→ TASK
Your answer must be every line of the data below that holds the string "JSON", copied exactly.

*** Opening of INPUT MATERIAL ***

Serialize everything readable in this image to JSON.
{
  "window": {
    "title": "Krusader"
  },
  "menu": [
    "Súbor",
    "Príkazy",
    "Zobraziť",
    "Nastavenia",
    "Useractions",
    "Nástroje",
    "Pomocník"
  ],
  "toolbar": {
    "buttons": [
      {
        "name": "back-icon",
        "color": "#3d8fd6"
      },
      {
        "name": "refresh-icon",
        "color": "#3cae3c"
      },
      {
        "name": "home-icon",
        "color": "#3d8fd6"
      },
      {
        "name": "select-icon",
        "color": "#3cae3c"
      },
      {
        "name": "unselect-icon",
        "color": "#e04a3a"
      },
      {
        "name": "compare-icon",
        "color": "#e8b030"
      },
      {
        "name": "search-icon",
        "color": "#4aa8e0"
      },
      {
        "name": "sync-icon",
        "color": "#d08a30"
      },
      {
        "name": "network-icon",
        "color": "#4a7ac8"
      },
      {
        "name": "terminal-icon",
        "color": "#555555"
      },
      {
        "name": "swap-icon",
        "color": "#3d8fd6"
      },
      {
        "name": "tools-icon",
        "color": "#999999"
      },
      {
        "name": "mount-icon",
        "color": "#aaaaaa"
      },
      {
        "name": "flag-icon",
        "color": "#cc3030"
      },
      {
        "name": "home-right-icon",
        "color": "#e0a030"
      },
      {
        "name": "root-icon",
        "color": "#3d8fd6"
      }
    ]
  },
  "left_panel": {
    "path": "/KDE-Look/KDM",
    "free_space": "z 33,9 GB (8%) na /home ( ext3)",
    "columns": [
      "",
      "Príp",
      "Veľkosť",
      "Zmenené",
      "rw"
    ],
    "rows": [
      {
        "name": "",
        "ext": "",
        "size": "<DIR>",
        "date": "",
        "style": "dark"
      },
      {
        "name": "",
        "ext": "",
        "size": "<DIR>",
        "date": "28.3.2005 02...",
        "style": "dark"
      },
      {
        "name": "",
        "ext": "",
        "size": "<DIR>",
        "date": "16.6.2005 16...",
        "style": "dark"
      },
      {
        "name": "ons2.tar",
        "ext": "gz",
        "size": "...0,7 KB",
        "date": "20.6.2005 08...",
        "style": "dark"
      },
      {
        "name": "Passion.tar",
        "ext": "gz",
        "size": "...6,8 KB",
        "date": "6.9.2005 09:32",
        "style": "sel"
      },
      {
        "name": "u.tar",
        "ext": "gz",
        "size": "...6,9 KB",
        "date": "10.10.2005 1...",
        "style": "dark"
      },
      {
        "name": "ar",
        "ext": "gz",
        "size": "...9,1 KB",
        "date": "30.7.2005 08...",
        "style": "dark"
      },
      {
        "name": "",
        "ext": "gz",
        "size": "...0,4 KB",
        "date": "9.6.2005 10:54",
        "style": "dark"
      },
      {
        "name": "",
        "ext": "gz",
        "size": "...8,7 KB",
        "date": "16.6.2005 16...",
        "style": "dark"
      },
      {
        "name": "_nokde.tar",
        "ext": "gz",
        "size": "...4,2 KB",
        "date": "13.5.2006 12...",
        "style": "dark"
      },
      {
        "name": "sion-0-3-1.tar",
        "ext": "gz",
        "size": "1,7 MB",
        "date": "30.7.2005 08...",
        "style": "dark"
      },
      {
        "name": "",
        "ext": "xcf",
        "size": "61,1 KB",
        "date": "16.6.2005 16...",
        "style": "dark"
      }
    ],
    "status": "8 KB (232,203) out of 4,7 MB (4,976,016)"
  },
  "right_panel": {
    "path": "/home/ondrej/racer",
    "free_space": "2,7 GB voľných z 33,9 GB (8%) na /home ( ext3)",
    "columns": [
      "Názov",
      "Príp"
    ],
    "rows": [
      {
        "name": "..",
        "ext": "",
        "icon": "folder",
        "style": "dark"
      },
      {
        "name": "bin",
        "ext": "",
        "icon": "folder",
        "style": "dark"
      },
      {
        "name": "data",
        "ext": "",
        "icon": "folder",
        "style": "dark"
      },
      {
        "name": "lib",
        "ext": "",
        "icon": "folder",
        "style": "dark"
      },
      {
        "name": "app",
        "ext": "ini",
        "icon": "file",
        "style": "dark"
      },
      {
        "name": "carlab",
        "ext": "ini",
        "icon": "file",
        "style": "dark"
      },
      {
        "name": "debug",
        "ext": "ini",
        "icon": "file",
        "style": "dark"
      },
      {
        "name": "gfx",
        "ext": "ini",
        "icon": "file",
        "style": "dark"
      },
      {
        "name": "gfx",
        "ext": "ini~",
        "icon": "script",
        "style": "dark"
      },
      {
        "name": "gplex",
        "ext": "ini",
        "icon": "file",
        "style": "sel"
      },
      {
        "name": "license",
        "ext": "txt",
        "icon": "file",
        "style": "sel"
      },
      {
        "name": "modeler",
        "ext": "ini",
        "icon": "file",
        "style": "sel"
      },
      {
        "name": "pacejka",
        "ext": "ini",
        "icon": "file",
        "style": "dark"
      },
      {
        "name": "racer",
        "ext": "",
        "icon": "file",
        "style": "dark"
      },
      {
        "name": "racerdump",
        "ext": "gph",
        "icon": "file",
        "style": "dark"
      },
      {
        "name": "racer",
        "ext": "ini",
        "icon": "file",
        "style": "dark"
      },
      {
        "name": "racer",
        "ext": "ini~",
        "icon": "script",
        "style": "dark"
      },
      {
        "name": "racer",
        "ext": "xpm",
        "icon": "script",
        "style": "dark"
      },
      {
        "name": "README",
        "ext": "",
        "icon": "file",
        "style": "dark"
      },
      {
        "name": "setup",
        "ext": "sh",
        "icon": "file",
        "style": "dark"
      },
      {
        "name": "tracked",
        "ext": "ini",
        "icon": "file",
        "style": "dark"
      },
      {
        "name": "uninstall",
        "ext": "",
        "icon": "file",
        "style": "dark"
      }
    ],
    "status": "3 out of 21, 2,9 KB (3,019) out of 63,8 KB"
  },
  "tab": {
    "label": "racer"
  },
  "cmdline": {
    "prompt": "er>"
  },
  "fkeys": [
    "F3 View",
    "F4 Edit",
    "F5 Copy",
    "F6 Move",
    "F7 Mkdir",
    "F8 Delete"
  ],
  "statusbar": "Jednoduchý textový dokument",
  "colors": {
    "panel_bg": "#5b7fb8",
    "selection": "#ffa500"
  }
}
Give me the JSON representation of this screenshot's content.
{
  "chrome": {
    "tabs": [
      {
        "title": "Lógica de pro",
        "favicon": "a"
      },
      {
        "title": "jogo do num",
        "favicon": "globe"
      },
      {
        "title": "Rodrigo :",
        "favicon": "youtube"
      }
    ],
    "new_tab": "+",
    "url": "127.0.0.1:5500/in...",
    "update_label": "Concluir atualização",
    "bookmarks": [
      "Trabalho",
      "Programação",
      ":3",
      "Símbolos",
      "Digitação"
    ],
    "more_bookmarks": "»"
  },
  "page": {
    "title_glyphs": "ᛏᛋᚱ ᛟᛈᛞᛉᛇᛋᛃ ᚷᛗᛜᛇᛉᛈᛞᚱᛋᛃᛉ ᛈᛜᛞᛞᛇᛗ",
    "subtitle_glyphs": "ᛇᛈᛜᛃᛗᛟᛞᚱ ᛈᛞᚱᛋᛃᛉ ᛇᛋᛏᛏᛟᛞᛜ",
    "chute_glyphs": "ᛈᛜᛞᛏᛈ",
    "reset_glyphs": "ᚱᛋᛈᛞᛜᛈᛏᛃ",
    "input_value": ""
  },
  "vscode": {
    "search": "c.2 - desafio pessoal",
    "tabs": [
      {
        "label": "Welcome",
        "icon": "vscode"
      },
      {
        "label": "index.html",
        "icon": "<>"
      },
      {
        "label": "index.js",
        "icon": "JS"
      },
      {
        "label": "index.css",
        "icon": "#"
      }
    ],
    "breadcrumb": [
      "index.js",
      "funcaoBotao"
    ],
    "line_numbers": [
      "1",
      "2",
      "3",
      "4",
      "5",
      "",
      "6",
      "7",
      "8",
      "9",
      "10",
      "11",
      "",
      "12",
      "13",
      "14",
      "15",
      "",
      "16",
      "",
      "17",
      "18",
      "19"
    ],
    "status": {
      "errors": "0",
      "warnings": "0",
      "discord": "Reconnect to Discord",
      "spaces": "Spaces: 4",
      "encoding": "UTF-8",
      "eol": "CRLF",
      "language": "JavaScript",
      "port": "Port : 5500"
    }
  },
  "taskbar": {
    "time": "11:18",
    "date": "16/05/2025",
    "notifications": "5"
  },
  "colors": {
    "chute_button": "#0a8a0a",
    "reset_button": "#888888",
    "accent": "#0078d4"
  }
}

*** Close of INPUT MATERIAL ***

→ REPLY
Serialize everything readable in this image to JSON.
Give me the JSON representation of this screenshot's content.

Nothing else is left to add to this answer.